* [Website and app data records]
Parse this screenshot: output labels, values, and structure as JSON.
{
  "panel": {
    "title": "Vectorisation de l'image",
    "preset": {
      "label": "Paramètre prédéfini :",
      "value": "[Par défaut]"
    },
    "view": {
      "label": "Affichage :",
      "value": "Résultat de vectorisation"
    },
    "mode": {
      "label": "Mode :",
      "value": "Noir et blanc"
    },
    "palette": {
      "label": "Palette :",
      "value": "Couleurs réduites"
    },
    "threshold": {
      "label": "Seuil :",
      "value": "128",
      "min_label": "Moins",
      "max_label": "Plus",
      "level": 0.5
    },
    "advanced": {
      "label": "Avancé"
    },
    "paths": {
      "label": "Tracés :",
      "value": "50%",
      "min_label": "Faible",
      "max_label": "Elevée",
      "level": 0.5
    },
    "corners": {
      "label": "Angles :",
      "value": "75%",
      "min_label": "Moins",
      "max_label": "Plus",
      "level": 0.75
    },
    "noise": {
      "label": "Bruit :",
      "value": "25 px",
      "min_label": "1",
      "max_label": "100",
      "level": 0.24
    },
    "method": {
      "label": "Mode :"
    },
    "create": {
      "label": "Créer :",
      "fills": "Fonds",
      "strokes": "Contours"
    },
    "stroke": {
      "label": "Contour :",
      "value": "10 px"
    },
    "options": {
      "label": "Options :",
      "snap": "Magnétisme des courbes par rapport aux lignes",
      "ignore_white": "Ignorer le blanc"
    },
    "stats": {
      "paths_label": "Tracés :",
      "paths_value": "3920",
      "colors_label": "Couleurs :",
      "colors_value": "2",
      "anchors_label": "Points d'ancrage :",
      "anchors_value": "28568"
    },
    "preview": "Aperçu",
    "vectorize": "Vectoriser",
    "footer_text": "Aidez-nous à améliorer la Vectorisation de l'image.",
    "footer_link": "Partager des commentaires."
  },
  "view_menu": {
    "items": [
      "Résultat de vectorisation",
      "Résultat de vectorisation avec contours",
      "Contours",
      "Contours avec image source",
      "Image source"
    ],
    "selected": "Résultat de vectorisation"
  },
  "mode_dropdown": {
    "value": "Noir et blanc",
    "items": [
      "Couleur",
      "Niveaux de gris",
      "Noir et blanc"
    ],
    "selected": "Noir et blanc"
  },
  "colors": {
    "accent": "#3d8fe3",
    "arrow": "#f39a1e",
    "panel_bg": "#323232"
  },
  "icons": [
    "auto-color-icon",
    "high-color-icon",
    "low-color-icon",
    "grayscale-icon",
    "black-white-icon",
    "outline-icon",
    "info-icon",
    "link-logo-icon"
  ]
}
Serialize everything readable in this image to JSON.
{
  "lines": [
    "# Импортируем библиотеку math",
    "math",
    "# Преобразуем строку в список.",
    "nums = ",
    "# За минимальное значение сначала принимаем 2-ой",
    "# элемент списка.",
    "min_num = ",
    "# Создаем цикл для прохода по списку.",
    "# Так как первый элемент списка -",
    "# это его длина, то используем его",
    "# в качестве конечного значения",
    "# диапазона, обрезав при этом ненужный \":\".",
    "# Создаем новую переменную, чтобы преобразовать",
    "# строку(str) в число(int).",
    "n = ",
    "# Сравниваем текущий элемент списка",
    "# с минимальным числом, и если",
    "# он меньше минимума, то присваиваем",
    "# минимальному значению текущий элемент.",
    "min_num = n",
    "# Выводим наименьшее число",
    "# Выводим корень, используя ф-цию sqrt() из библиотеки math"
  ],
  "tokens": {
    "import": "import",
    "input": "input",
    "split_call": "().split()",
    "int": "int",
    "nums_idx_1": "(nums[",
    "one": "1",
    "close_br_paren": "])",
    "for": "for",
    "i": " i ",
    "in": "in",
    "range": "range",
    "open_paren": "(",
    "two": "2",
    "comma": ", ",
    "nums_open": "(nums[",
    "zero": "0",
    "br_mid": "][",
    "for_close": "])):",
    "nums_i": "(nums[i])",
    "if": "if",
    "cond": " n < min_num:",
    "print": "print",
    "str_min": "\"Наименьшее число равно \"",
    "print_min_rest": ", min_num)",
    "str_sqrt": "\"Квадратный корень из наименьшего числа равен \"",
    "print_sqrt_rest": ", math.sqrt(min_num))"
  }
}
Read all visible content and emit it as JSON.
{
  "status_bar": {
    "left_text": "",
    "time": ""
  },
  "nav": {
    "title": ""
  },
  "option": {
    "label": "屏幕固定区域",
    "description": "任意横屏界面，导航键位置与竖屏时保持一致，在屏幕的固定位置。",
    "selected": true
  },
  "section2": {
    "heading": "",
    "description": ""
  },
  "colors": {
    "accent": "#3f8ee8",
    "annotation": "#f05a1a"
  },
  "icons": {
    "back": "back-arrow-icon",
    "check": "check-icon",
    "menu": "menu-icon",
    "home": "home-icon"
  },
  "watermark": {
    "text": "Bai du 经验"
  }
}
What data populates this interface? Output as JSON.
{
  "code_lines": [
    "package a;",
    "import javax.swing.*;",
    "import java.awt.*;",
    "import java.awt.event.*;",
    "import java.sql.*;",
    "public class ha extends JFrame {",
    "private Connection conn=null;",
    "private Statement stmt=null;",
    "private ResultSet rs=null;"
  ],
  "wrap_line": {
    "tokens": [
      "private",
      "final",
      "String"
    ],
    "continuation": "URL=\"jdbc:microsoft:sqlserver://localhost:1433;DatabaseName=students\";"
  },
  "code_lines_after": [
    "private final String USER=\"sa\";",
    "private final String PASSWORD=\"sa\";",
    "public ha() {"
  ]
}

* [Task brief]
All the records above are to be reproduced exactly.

* [Answer to this exercise]
Parse this screenshot: output labels, values, and structure as JSON.
{
  "panel": {
    "title": "Vectorisation de l'image",
    "preset": {
      "label": "Paramètre prédéfini :",
      "value": "[Par défaut]"
    },
    "view": {
      "label": "Affichage :",
      "value": "Résultat de vectorisation"
    },
    "mode": {
      "label": "Mode :",
      "value": "Noir et blanc"
    },
    "palette": {
      "label": "Palette :",
      "value": "Couleurs réduites"
    },
    "threshold": {
      "label": "Seuil :",
      "value": "128",
      "min_label": "Moins",
      "max_label": "Plus",
      "level": 0.5
    },
    "advanced": {
      "label": "Avancé"
    },
    "paths": {
      "label": "Tracés :",
      "value": "50%",
      "min_label": "Faible",
      "max_label": "Elevée",
      "level": 0.5
    },
    "corners": {
      "label": "Angles :",
      "value": "75%",
      "min_label": "Moins",
      "max_label": "Plus",
      "level": 0.75
    },
    "noise": {
      "label": "Bruit :",
      "value": "25 px",
      "min_label": "1",
      "max_label": "100",
      "level": 0.24
    },
    "method": {
      "label": "Mode :"
    },
    "create": {
      "label": "Créer :",
      "fills": "Fonds",
      "strokes": "Contours"
    },
    "stroke": {
      "label": "Contour :",
      "value": "10 px"
    },
    "options": {
      "label": "Options :",
      "snap": "Magnétisme des courbes par rapport aux lignes",
      "ignore_white": "Ignorer le blanc"
    },
    "stats": {
      "paths_label": "Tracés :",
      "paths_value": "3920",
      "colors_label": "Couleurs :",
      "colors_value": "2",
      "anchors_label": "Points d'ancrage :",
      "anchors_value": "28568"
    },
    "preview": "Aperçu",
    "vectorize": "Vectoriser",
    "footer_text": "Aidez-nous à améliorer la Vectorisation de l'image.",
    "footer_link": "Partager des commentaires."
  },
  "view_menu": {
    "items": [
      "Résultat de vectorisation",
      "Résultat de vectorisation avec contours",
      "Contours",
      "Contours avec image source",
      "Image source"
    ],
    "selected": "Résultat de vectorisation"
  },
  "mode_dropdown": {
    "value": "Noir et blanc",
    "items": [
      "Couleur",
      "Niveaux de gris",
      "Noir et blanc"
    ],
    "selected": "Noir et blanc"
  },
  "colors": {
    "accent": "#3d8fe3",
    "arrow": "#f39a1e",
    "panel_bg": "#323232"
  },
  "icons": [
    "auto-color-icon",
    "high-color-icon",
    "low-color-icon",
    "grayscale-icon",
    "black-white-icon",
    "outline-icon",
    "info-icon",
    "link-logo-icon"
  ]
}
Serialize everything readable in this image to JSON.
{
  "lines": [
    "# Импортируем библиотеку math",
    "math",
    "# Преобразуем строку в список.",
    "nums = ",
    "# За минимальное значение сначала принимаем 2-ой",
    "# элемент списка.",
    "min_num = ",
    "# Создаем цикл для прохода по списку.",
    "# Так как первый элемент списка -",
    "# это его длина, то используем его",
    "# в качестве конечного значения",
    "# диапазона, обрезав при этом ненужный \":\".",
    "# Создаем новую переменную, чтобы преобразовать",
    "# строку(str) в число(int).",
    "n = ",
    "# Сравниваем текущий элемент списка",
    "# с минимальным числом, и если",
    "# он меньше минимума, то присваиваем",
    "# минимальному значению текущий элемент.",
    "min_num = n",
    "# Выводим наименьшее число",
    "# Выводим корень, используя ф-цию sqrt() из библиотеки math"
  ],
  "tokens": {
    "import": "import",
    "input": "input",
    "split_call": "().split()",
    "int": "int",
    "nums_idx_1": "(nums[",
    "one": "1",
    "close_br_paren": "])",
    "for": "for",
    "i": " i ",
    "in": "in",
    "range": "range",
    "open_paren": "(",
    "two": "2",
    "comma": ", ",
    "nums_open": "(nums[",
    "zero": "0",
    "br_mid": "][",
    "for_close": "])):",
    "nums_i": "(nums[i])",
    "if": "if",
    "cond": " n < min_num:",
    "print": "print",
    "str_min": "\"Наименьшее число равно \"",
    "print_min_rest": ", min_num)",
    "str_sqrt": "\"Квадратный корень из наименьшего числа равен \"",
    "print_sqrt_rest": ", math.sqrt(min_num))"
  }
}
Read all visible content and emit it as JSON.
{
  "status_bar": {
    "left_text": "",
    "time": ""
  },
  "nav": {
    "title": ""
  },
  "option": {
    "label": "屏幕固定区域",
    "description": "任意横屏界面，导航键位置与竖屏时保持一致，在屏幕的固定位置。",
    "selected": true
  },
  "section2": {
    "heading": "",
    "description": ""
  },
  "colors": {
    "accent": "#3f8ee8",
    "annotation": "#f05a1a"
  },
  "icons": {
    "back": "back-arrow-icon",
    "check": "check-icon",
    "menu": "menu-icon",
    "home": "home-icon"
  },
  "watermark": {
    "text": "Bai du 经验"
  }
}
What data populates this interface? Output as JSON.
{
  "code_lines": [
    "package a;",
    "import javax.swing.*;",
    "import java.awt.*;",
    "import java.awt.event.*;",
    "import java.sql.*;",
    "public class ha extends JFrame {",
    "private Connection conn=null;",
    "private Statement stmt=null;",
    "private ResultSet rs=null;"
  ],
  "wrap_line": {
    "tokens": [
      "private",
      "final",
      "String"
    ],
    "continuation": "URL=\"jdbc:microsoft:sqlserver://localhost:1433;DatabaseName=students\";"
  },
  "code_lines_after": [
    "private final String USER=\"sa\";",
    "private final String PASSWORD=\"sa\";",
    "public ha() {"
  ]
}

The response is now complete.